Over the past decade, the importance of the West as the dominant source of international export demand has declined. Developing countries are confronted with the need to find newer markets within their boundaries and in other countries in the global south. This requires reorientation of westward trade channels through massive investment in intra-national (Bharatmala Project and Delhi-Mumbai Industrial Corridor), inter-national (India-Afghanistan air corridor, Kaladan Multimodal Transit Transport Project connecting India and Myanmar, and India-Bangladesh rail, road, and sea transport projects), intra-regional (BBIN /Bangladesh, Bhutan, India and Nepal projects), inter-regional (India-Iran-Afghanistan International Transport and Transit Corridor and India-Myanmar-Thailand trilateral highway), and inter-continental (International North-South Transport Corridor and Asia-Africa Growth Corridor) physical connectivity. This is the context for the growing interest in domestic and transnational infrastructure over the past decade.
As far as the Social Infrastructure is concerned, building primary education, health care, and waste management facilities across the country, development of new small towns and renovation of existing towns and connecting them with local labour intensive manufacturing and services industries, and decongestion of existing metropolitan cities would be of utmost importance.
We have to aspire to achieve Former President Dr.A.P.J. Abdul Kalam’s dream of providing urban amenities in rural areas, which he termed as “PURA”.

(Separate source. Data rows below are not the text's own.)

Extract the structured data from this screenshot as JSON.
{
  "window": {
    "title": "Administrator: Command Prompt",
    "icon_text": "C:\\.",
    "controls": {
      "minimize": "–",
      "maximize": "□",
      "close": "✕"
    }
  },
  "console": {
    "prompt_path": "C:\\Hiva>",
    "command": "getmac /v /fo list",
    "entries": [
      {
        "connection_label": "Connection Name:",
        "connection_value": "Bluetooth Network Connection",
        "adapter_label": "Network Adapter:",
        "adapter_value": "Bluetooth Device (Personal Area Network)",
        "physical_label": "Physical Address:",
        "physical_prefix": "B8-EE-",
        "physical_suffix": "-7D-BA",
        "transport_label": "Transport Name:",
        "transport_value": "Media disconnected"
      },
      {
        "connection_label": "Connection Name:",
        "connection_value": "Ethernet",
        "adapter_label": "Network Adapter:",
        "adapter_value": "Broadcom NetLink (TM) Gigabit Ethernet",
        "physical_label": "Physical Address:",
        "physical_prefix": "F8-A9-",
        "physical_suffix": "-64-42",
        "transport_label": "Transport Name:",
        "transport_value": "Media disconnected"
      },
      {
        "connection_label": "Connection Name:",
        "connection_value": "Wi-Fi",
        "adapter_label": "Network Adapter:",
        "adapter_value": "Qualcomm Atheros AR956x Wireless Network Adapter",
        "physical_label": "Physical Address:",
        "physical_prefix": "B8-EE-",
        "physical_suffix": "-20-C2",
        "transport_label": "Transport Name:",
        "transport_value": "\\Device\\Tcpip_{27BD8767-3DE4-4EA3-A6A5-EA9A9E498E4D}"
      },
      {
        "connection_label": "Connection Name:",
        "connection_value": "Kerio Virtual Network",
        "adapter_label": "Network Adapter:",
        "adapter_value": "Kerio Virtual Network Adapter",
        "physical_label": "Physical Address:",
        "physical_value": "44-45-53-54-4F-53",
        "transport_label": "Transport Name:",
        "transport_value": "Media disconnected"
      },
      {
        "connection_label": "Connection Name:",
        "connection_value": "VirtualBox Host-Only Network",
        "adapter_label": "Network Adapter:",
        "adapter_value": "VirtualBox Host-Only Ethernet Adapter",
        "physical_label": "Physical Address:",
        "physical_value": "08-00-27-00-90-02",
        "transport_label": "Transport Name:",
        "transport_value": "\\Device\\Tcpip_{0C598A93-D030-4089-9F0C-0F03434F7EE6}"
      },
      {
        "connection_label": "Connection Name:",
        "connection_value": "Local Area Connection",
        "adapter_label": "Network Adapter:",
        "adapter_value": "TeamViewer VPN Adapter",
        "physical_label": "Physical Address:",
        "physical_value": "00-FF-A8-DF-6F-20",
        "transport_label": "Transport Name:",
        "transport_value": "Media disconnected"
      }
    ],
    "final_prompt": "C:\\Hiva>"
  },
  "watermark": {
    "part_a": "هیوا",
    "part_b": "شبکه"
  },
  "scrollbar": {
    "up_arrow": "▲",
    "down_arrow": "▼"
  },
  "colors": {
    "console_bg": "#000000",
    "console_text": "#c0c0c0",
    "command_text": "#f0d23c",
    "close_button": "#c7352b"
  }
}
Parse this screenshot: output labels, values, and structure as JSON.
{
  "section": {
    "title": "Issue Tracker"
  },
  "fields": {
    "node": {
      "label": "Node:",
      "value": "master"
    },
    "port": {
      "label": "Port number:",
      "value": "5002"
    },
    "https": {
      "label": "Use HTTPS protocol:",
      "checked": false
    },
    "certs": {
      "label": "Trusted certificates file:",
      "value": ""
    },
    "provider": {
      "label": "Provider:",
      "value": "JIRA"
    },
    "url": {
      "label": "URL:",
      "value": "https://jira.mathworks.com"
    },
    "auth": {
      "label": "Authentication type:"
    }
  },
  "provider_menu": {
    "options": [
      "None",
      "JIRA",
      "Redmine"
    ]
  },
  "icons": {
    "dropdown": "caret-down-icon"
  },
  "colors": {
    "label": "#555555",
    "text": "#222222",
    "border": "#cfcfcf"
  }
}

The social inclusion programme he envisioned aims at providing amenities like drinking water, street lights, education, healthcare and telecom services to the country’s rural areas, bringing them at par with urban areas in terms of ease of living and working.
What will the world look like in 2030? Where do we see ourselves in that world? How should we choose our objectives? How should we build capacity to pursue those objectives? The answers to these questions have to be located in our interlocked domestic and international contexts.
To manage its domestic challenges, India has to reach out to other countries to access cost-effective technology, investment, and energy. India needs appropriate economic and foreign policies to navigate through this emerging and uncertain landscape.
Our scientists, technologists and engineers must keep abreast of the developments and absorb new technologies as they occur. In a fast integrating world, this absorption is necessary for our progress.
We must identify areas and spheres where we have comparative advantage and push ahead.
Our development challenge can only be met by focusing on the expansion of the knowledge base. We must focus on improving the quality of research and fostering innovation. That alone will be the required game changer.
That is why we need institutions of excellence like Indira Gandhi Institute of Development Research. May I wish everyone of you success in your future endeavors.
My dear young friends who are being conferred with prestigious degrees today,
Convocation is a crucial ceremony in your life. It marks a significant transformation in your life.
Let me impress upon you that the nation looks up to you with great many expectations.
You must learn to preserve the best of traditional values, shun negativism, develop a positive attitude and be socially conscious, peace loving and empathetic. Develop a constructive attitude and focus more on achieving perfection in whatever you do.
You should learn to love nature and live with nature and care for the preservation of natural resources and environment to create a more sustainable planet.
As you strive to reach these goals, you will face a number of challenges your way. You will see as many setbacks as victories.
But I am confident that you will surge ahead, armed with knowledge and wisdom and the many great qualities that this great institution has nurtured in you.
I am confident that you will be the authors of New India’s growth story.
Let me congratulate you once again on this accomplishment.
I wish each and every one of you and the Indira Gandhi Institute of Development Research a very bright future.